**REQUIREMENT:** Please return every line of the records below that contains the word "Pictures".

———

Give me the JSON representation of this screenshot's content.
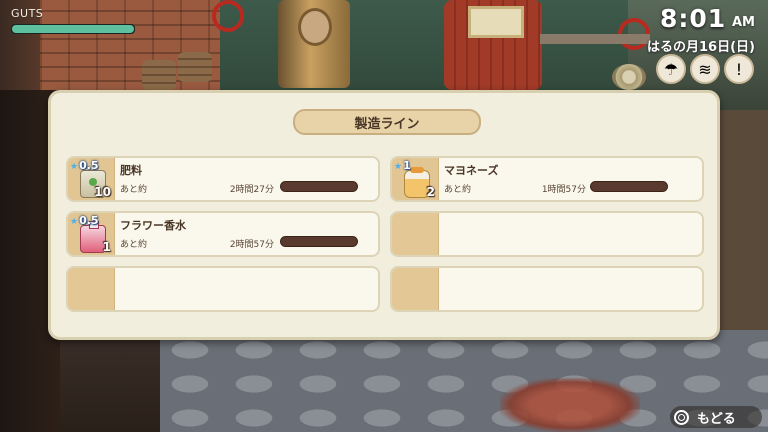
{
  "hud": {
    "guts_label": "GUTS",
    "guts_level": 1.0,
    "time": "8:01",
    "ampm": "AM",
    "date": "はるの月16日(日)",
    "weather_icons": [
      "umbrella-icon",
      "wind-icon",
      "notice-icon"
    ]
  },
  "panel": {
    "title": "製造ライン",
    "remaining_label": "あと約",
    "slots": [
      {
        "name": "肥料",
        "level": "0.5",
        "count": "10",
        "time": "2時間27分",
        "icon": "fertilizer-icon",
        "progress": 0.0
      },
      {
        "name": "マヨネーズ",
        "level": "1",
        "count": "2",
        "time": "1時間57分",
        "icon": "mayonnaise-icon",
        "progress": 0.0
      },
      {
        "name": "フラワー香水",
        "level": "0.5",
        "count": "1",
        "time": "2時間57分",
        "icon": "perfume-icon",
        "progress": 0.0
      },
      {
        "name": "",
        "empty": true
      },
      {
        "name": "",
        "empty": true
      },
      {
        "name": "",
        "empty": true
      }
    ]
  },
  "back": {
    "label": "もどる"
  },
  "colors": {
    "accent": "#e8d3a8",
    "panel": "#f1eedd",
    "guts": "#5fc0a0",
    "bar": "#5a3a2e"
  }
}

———

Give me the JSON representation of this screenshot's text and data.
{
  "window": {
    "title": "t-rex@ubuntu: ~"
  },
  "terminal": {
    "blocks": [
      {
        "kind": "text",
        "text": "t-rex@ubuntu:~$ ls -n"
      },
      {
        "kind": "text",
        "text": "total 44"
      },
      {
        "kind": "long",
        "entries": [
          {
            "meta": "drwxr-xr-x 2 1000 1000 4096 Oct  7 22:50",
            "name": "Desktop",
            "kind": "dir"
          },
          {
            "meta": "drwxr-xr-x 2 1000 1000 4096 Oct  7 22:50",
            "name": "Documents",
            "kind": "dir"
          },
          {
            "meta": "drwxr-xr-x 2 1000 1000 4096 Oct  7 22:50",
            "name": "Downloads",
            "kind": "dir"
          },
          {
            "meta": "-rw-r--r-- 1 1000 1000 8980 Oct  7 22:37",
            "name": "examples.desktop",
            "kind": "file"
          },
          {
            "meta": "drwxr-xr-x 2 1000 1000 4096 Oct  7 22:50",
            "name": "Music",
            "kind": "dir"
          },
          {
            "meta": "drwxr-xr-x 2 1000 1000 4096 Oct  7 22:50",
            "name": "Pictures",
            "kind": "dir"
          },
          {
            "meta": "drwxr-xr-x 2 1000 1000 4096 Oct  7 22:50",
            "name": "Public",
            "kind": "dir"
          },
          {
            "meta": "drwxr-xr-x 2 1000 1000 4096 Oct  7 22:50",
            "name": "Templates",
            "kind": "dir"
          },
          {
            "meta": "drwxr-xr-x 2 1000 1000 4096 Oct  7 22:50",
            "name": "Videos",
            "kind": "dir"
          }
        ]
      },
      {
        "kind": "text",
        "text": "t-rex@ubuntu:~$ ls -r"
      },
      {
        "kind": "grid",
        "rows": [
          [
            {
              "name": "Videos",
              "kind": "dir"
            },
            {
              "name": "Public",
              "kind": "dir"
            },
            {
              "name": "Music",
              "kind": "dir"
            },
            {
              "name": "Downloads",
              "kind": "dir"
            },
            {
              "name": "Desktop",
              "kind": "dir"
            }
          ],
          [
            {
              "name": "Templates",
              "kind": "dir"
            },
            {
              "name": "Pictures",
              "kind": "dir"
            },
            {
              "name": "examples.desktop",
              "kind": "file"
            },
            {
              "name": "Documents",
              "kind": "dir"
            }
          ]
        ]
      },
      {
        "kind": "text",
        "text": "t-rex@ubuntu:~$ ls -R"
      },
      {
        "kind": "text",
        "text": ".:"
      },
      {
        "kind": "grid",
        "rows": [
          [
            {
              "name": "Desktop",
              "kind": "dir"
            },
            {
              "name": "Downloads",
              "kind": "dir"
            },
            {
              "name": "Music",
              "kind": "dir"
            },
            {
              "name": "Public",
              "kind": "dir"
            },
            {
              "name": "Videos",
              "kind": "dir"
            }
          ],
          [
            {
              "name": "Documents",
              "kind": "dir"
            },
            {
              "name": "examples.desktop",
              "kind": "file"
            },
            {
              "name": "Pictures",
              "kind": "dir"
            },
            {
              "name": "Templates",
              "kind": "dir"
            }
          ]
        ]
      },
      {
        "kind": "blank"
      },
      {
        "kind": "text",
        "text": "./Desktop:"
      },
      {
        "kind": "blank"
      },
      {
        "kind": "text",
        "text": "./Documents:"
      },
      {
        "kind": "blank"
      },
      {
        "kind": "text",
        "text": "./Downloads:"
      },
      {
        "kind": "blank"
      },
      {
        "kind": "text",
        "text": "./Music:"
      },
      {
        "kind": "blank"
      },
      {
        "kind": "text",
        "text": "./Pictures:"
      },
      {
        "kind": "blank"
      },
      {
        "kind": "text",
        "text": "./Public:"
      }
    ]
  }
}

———

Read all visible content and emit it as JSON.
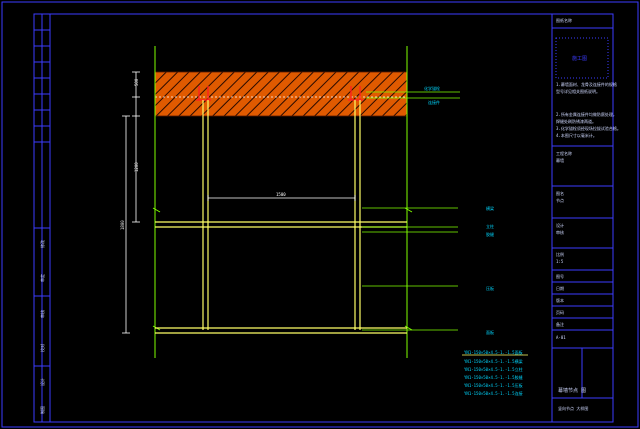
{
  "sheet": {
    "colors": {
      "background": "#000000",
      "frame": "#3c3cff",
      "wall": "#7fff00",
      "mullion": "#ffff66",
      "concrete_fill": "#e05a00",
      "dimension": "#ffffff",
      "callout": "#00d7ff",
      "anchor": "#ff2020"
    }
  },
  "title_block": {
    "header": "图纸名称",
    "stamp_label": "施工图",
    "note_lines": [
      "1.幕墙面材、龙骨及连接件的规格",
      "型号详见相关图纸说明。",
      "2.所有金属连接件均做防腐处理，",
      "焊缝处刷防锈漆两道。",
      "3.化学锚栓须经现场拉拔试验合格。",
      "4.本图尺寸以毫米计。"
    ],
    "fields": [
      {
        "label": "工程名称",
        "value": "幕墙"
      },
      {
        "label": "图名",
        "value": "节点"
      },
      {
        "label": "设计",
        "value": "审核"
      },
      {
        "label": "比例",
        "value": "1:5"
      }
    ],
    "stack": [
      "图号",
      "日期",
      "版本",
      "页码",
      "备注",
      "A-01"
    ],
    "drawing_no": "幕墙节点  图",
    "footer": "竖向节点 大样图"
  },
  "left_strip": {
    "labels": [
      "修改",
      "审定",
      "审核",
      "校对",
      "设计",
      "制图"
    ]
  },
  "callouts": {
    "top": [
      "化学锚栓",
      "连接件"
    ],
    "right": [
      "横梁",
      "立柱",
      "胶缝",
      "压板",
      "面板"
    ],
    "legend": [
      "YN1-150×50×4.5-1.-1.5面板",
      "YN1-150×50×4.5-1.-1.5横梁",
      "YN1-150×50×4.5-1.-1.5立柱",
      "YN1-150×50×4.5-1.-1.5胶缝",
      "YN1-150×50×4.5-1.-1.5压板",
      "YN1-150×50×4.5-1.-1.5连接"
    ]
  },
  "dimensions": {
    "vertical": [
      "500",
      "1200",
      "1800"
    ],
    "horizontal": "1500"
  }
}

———

**OUTPUT FOR THIS TASK:**
            "name": "Pictures",
              "name": "Pictures",
              "name": "Pictures",
        "text": "./Pictures:"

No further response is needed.